### PROVIDED RECORDS ###

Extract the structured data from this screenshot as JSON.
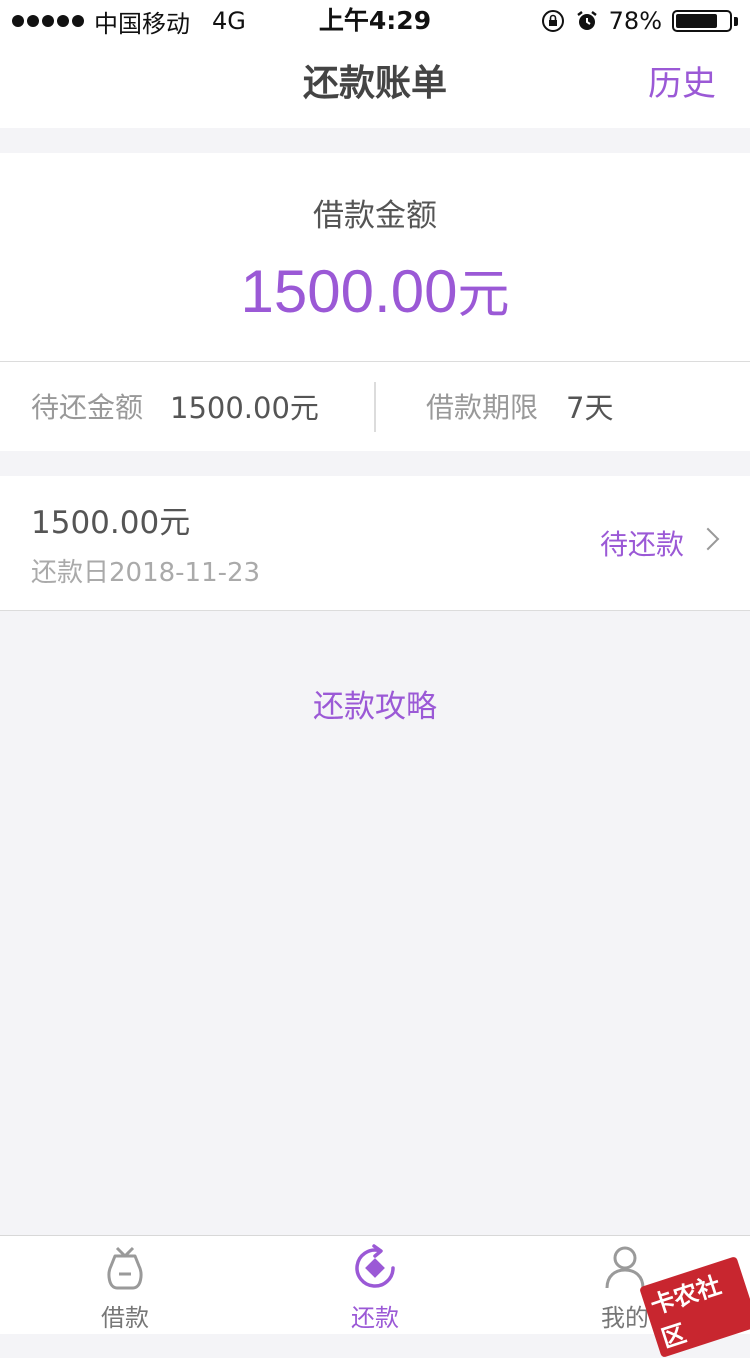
{
  "status_bar": {
    "carrier": "中国移动",
    "network": "4G",
    "time": "上午4:29",
    "battery_percent": "78%",
    "battery_level": 0.78
  },
  "nav": {
    "title": "还款账单",
    "history_label": "历史"
  },
  "summary": {
    "amount_label": "借款金额",
    "amount_value": "1500.00",
    "amount_unit": "元",
    "pending_label": "待还金额",
    "pending_value": "1500.00元",
    "term_label": "借款期限",
    "term_value": "7天"
  },
  "bill": {
    "amount": "1500.00元",
    "due_date": "还款日2018-11-23",
    "status": "待还款"
  },
  "strategy_label": "还款攻略",
  "tabs": [
    {
      "label": "借款",
      "icon": "bag-icon",
      "active": false
    },
    {
      "label": "还款",
      "icon": "repay-icon",
      "active": true
    },
    {
      "label": "我的",
      "icon": "user-icon",
      "active": false
    }
  ],
  "watermark": "卡农社区",
  "colors": {
    "accent": "#9b59d6",
    "background": "#f4f4f7"
  }
}
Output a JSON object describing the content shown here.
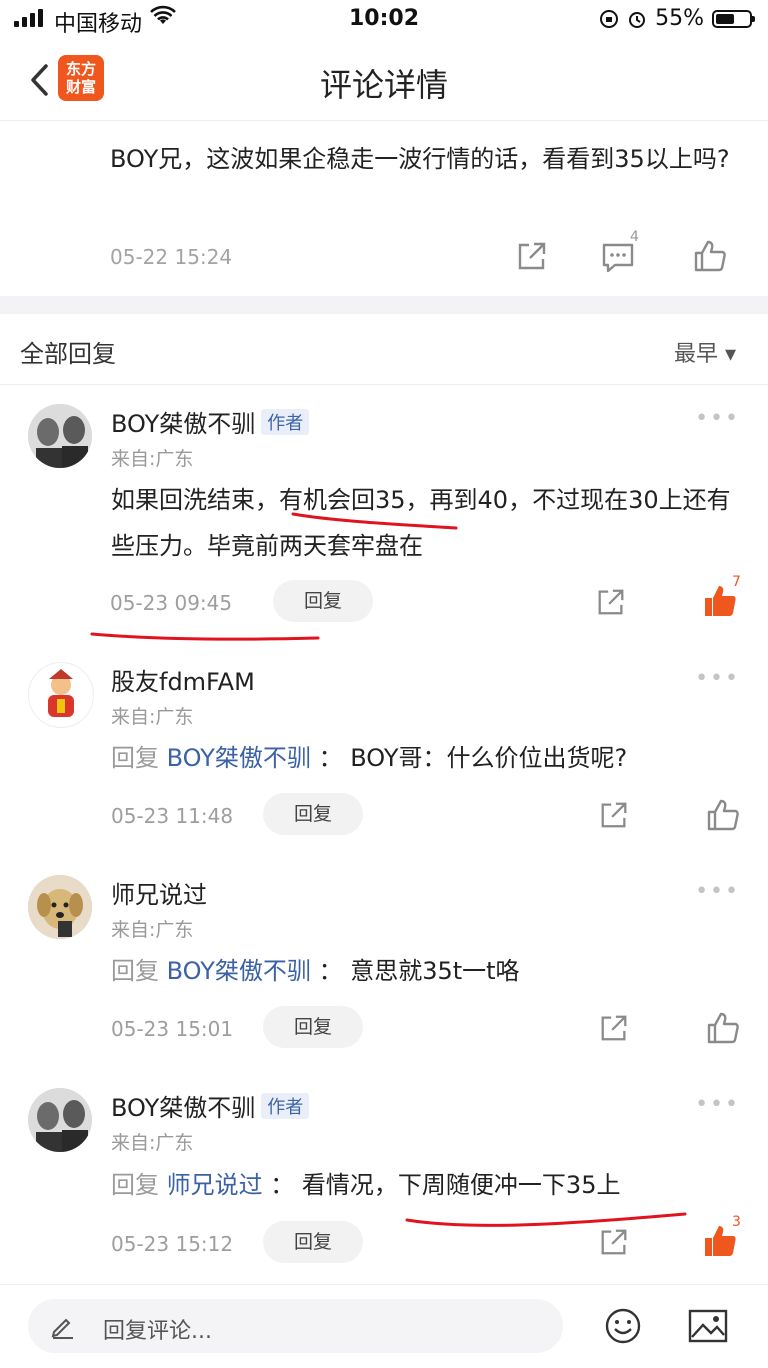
{
  "status": {
    "carrier": "中国移动",
    "time": "10:02",
    "battery": "55%",
    "battery_level": 0.55
  },
  "nav": {
    "title": "评论详情",
    "logo": [
      "东方",
      "财富"
    ]
  },
  "post": {
    "text": "BOY兄，这波如果企稳走一波行情的话，看看到35以上吗?",
    "time": "05-22 15:24",
    "comment_count": "4"
  },
  "replies_header": {
    "label": "全部回复",
    "sort": "最早 ▾"
  },
  "comments": [
    {
      "name": "BOY桀傲不驯",
      "tag": "作者",
      "from": "来自:广东",
      "body": "如果回洗结束，有机会回35，再到40，不过现在30上还有些压力。毕竟前两天套牢盘在",
      "time": "05-23 09:45",
      "reply": "回复",
      "likes": "7"
    },
    {
      "name": "股友fdmFAM",
      "from": "来自:广东",
      "reply_prefix": "回复",
      "reply_to": "BOY桀傲不驯",
      "sep": "：",
      "body": "BOY哥：什么价位出货呢?",
      "time": "05-23 11:48",
      "reply": "回复"
    },
    {
      "name": "师兄说过",
      "from": "来自:广东",
      "reply_prefix": "回复",
      "reply_to": "BOY桀傲不驯",
      "sep": "：",
      "body": "意思就35t一t咯",
      "time": "05-23 15:01",
      "reply": "回复"
    },
    {
      "name": "BOY桀傲不驯",
      "tag": "作者",
      "from": "来自:广东",
      "reply_prefix": "回复",
      "reply_to": "师兄说过",
      "sep": "：",
      "body": "看情况，下周随便冲一下35上",
      "time": "05-23 15:12",
      "reply": "回复",
      "likes": "3"
    }
  ],
  "input": {
    "placeholder": "回复评论..."
  },
  "colors": {
    "accent": "#f0571e",
    "link": "#3b62a6",
    "annotation": "#e0141e"
  },
  "icons": [
    "back-arrow-icon",
    "share-icon",
    "comment-icon",
    "thumb-up-icon",
    "edit-icon",
    "emoji-icon",
    "image-icon"
  ]
}
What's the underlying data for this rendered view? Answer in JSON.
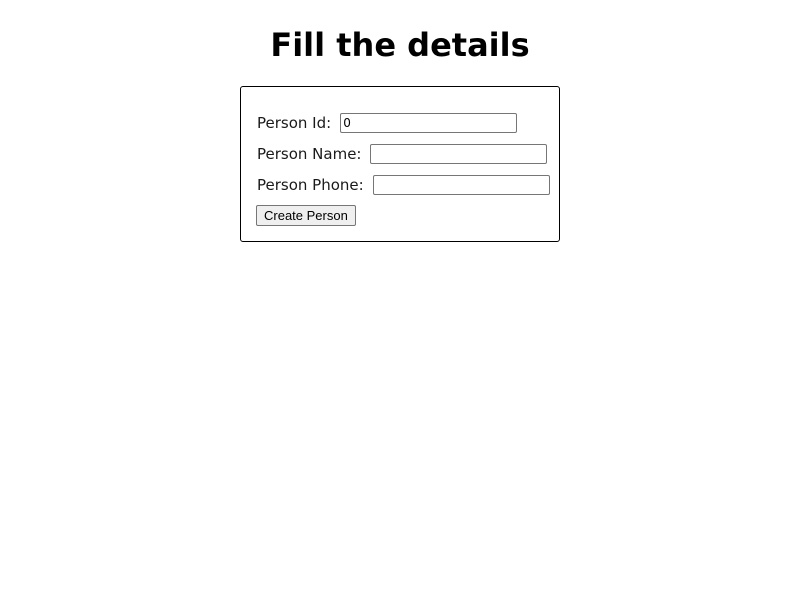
{
  "page": {
    "title": "Fill the details"
  },
  "form": {
    "person_id": {
      "label": "Person Id:",
      "value": "0"
    },
    "person_name": {
      "label": "Person Name:",
      "value": ""
    },
    "person_phone": {
      "label": "Person Phone:",
      "value": ""
    },
    "submit_label": "Create Person"
  }
}
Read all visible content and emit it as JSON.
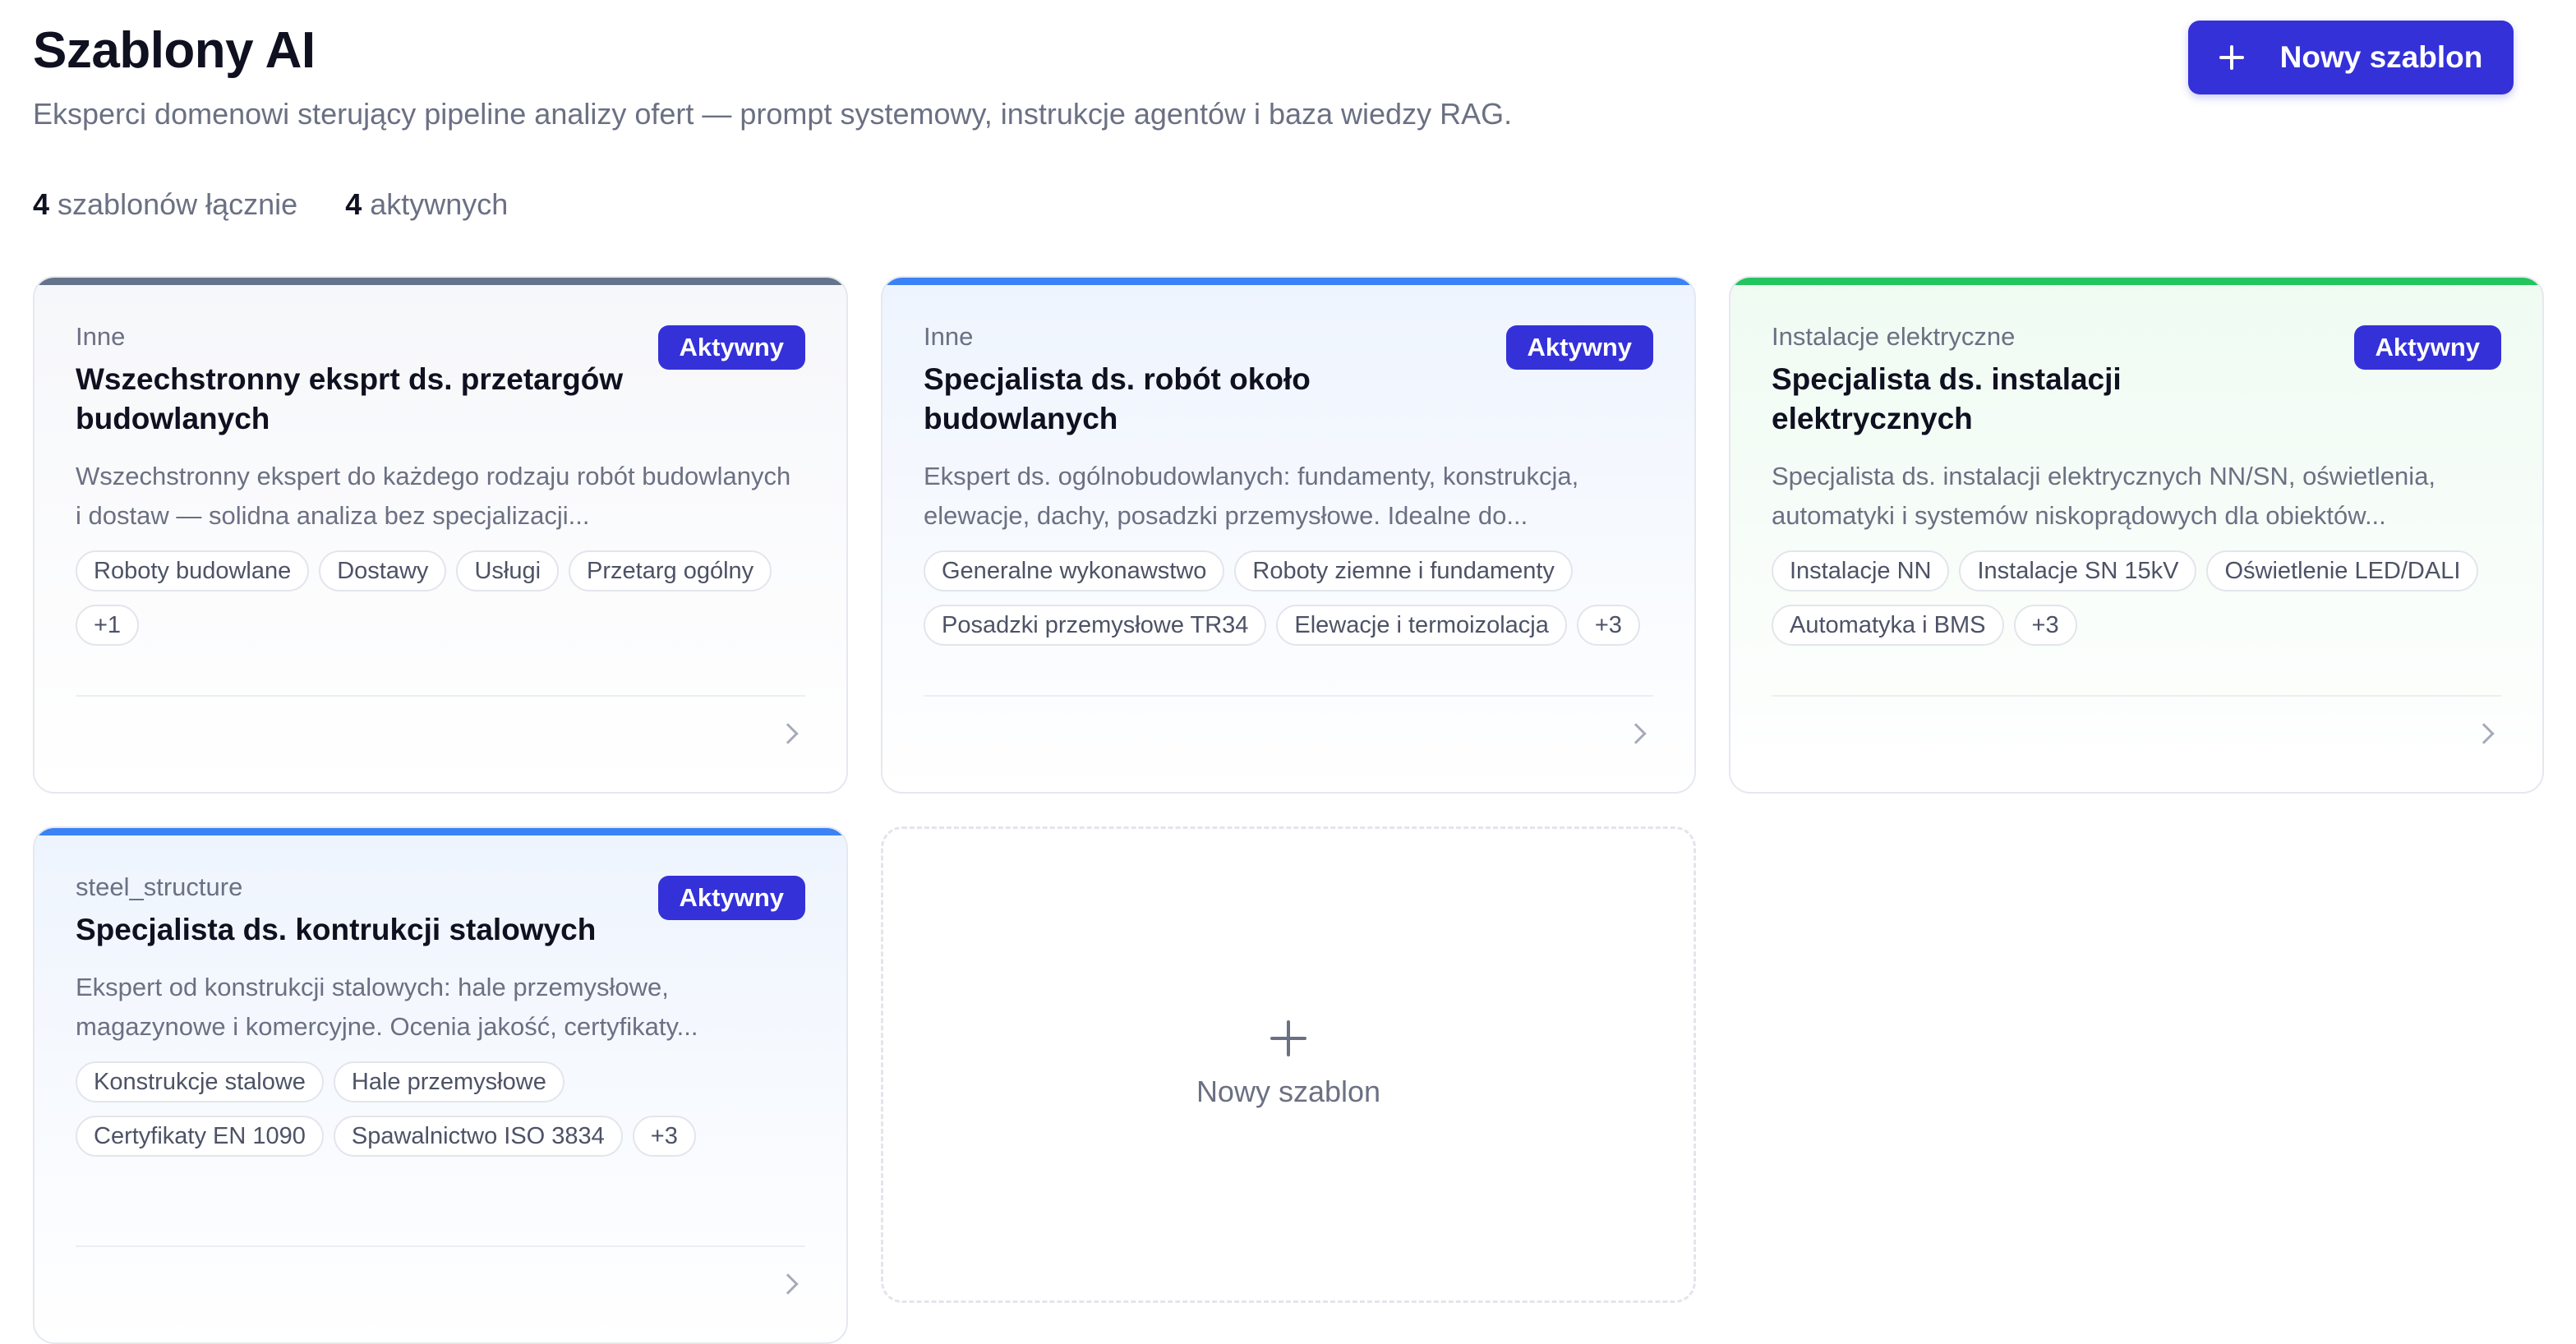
{
  "header": {
    "title": "Szablony AI",
    "subtitle": "Eksperci domenowi sterujący pipeline analizy ofert — prompt systemowy, instrukcje agentów i baza wiedzy RAG.",
    "new_button_label": "Nowy szablon"
  },
  "stats": {
    "total_count": "4",
    "total_label": "szablonów łącznie",
    "active_count": "4",
    "active_label": "aktywnych"
  },
  "templates": [
    {
      "category": "Inne",
      "name": "Wszechstronny eksprt ds. przetargów budowlanych",
      "description": "Wszechstronny ekspert do każdego rodzaju robót budowlanych i dostaw — solidna analiza bez specjalizacji...",
      "status": "Aktywny",
      "accent_color": "#64748b",
      "tags": [
        "Roboty budowlane",
        "Dostawy",
        "Usługi",
        "Przetarg ogólny",
        "+1"
      ]
    },
    {
      "category": "Inne",
      "name": "Specjalista ds. robót około budowlanych",
      "description": "Ekspert ds. ogólnobudowlanych: fundamenty, konstrukcja, elewacje, dachy, posadzki przemysłowe. Idealne do...",
      "status": "Aktywny",
      "accent_color": "#3b82f6",
      "tags": [
        "Generalne wykonawstwo",
        "Roboty ziemne i fundamenty",
        "Posadzki przemysłowe TR34",
        "Elewacje i termoizolacja",
        "+3"
      ]
    },
    {
      "category": "Instalacje elektryczne",
      "name": "Specjalista ds. instalacji elektrycznych",
      "description": "Specjalista ds. instalacji elektrycznych NN/SN, oświetlenia, automatyki i systemów niskoprądowych dla obiektów...",
      "status": "Aktywny",
      "accent_color": "#22c55e",
      "tags": [
        "Instalacje NN",
        "Instalacje SN 15kV",
        "Oświetlenie LED/DALI",
        "Automatyka i BMS",
        "+3"
      ]
    },
    {
      "category": "steel_structure",
      "name": "Specjalista ds. kontrukcji stalowych",
      "description": "Ekspert od konstrukcji stalowych: hale przemysłowe, magazynowe i komercyjne. Ocenia jakość, certyfikaty...",
      "status": "Aktywny",
      "accent_color": "#3b82f6",
      "tags": [
        "Konstrukcje stalowe",
        "Hale przemysłowe",
        "Certyfikaty EN 1090",
        "Spawalnictwo ISO 3834",
        "+3"
      ]
    }
  ],
  "add_card": {
    "label": "Nowy szablon"
  }
}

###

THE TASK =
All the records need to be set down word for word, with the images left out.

ANSWER BOX =
Extract the structured data from this screenshot as JSON.
{
  "status_bar": {
    "carrier": "中国移动",
    "network": "4G",
    "time": "上午4:29",
    "battery_percent": "78%",
    "battery_level": 0.78
  },
  "nav": {
    "title": "还款账单",
    "history_label": "历史"
  },
  "summary": {
    "amount_label": "借款金额",
    "amount_value": "1500.00",
    "amount_unit": "元",
    "pending_label": "待还金额",
    "pending_value": "1500.00元",
    "term_label": "借款期限",
    "term_value": "7天"
  },
  "bill": {
    "amount": "1500.00元",
    "due_date": "还款日2018-11-23",
    "status": "待还款"
  },
  "strategy_label": "还款攻略",
  "tabs": [
    {
      "label": "借款",
      "icon": "bag-icon",
      "active": false
    },
    {
      "label": "还款",
      "icon": "repay-icon",
      "active": true
    },
    {
      "label": "我的",
      "icon": "user-icon",
      "active": false
    }
  ],
  "watermark": "卡农社区",
  "colors": {
    "accent": "#9b59d6",
    "background": "#f4f4f7"
  }
}
Output a JSON object describing the content shown here.
{
  "status": {
    "carrier": "中国移动",
    "time": "10:02",
    "battery": "55%",
    "battery_level": 0.55
  },
  "nav": {
    "title": "评论详情",
    "logo": [
      "东方",
      "财富"
    ]
  },
  "post": {
    "text": "BOY兄，这波如果企稳走一波行情的话，看看到35以上吗?",
    "time": "05-22 15:24",
    "comment_count": "4"
  },
  "replies_header": {
    "label": "全部回复",
    "sort": "最早 ▾"
  },
  "comments": [
    {
      "name": "BOY桀傲不驯",
      "tag": "作者",
      "from": "来自:广东",
      "body": "如果回洗结束，有机会回35，再到40，不过现在30上还有些压力。毕竟前两天套牢盘在",
      "time": "05-23 09:45",
      "reply": "回复",
      "likes": "7"
    },
    {
      "name": "股友fdmFAM",
      "from": "来自:广东",
      "reply_prefix": "回复",
      "reply_to": "BOY桀傲不驯",
      "sep": "：",
      "body": "BOY哥：什么价位出货呢?",
      "time": "05-23 11:48",
      "reply": "回复"
    },
    {
      "name": "师兄说过",
      "from": "来自:广东",
      "reply_prefix": "回复",
      "reply_to": "BOY桀傲不驯",
      "sep": "：",
      "body": "意思就35t一t咯",
      "time": "05-23 15:01",
      "reply": "回复"
    },
    {
      "name": "BOY桀傲不驯",
      "tag": "作者",
      "from": "来自:广东",
      "reply_prefix": "回复",
      "reply_to": "师兄说过",
      "sep": "：",
      "body": "看情况，下周随便冲一下35上",
      "time": "05-23 15:12",
      "reply": "回复",
      "likes": "3"
    }
  ],
  "input": {
    "placeholder": "回复评论..."
  },
  "colors": {
    "accent": "#f0571e",
    "link": "#3b62a6",
    "annotation": "#e0141e"
  },
  "icons": [
    "back-arrow-icon",
    "share-icon",
    "comment-icon",
    "thumb-up-icon",
    "edit-icon",
    "emoji-icon",
    "image-icon"
  ]
}
What's the underlying data for this rendered view? Answer in JSON.
{
  "page": {
    "title": "Fill the details"
  },
  "form": {
    "person_id": {
      "label": "Person Id:",
      "value": "0"
    },
    "person_name": {
      "label": "Person Name:",
      "value": ""
    },
    "person_phone": {
      "label": "Person Phone:",
      "value": ""
    },
    "submit_label": "Create Person"
  }
}
Read all visible content and emit it as JSON.
{
  "header": {
    "title": "Szablony AI",
    "subtitle": "Eksperci domenowi sterujący pipeline analizy ofert — prompt systemowy, instrukcje agentów i baza wiedzy RAG.",
    "new_button_label": "Nowy szablon"
  },
  "stats": {
    "total_count": "4",
    "total_label": "szablonów łącznie",
    "active_count": "4",
    "active_label": "aktywnych"
  },
  "templates": [
    {
      "category": "Inne",
      "name": "Wszechstronny eksprt ds. przetargów budowlanych",
      "description": "Wszechstronny ekspert do każdego rodzaju robót budowlanych i dostaw — solidna analiza bez specjalizacji...",
      "status": "Aktywny",
      "accent_color": "#64748b",
      "tags": [
        "Roboty budowlane",
        "Dostawy",
        "Usługi",
        "Przetarg ogólny",
        "+1"
      ]
    },
    {
      "category": "Inne",
      "name": "Specjalista ds. robót około budowlanych",
      "description": "Ekspert ds. ogólnobudowlanych: fundamenty, konstrukcja, elewacje, dachy, posadzki przemysłowe. Idealne do...",
      "status": "Aktywny",
      "accent_color": "#3b82f6",
      "tags": [
        "Generalne wykonawstwo",
        "Roboty ziemne i fundamenty",
        "Posadzki przemysłowe TR34",
        "Elewacje i termoizolacja",
        "+3"
      ]
    },
    {
      "category": "Instalacje elektryczne",
      "name": "Specjalista ds. instalacji elektrycznych",
      "description": "Specjalista ds. instalacji elektrycznych NN/SN, oświetlenia, automatyki i systemów niskoprądowych dla obiektów...",
      "status": "Aktywny",
      "accent_color": "#22c55e",
      "tags": [
        "Instalacje NN",
        "Instalacje SN 15kV",
        "Oświetlenie LED/DALI",
        "Automatyka i BMS",
        "+3"
      ]
    },
    {
      "category": "steel_structure",
      "name": "Specjalista ds. kontrukcji stalowych",
      "description": "Ekspert od konstrukcji stalowych: hale przemysłowe, magazynowe i komercyjne. Ocenia jakość, certyfikaty...",
      "status": "Aktywny",
      "accent_color": "#3b82f6",
      "tags": [
        "Konstrukcje stalowe",
        "Hale przemysłowe",
        "Certyfikaty EN 1090",
        "Spawalnictwo ISO 3834",
        "+3"
      ]
    }
  ],
  "add_card": {
    "label": "Nowy szablon"
  }
}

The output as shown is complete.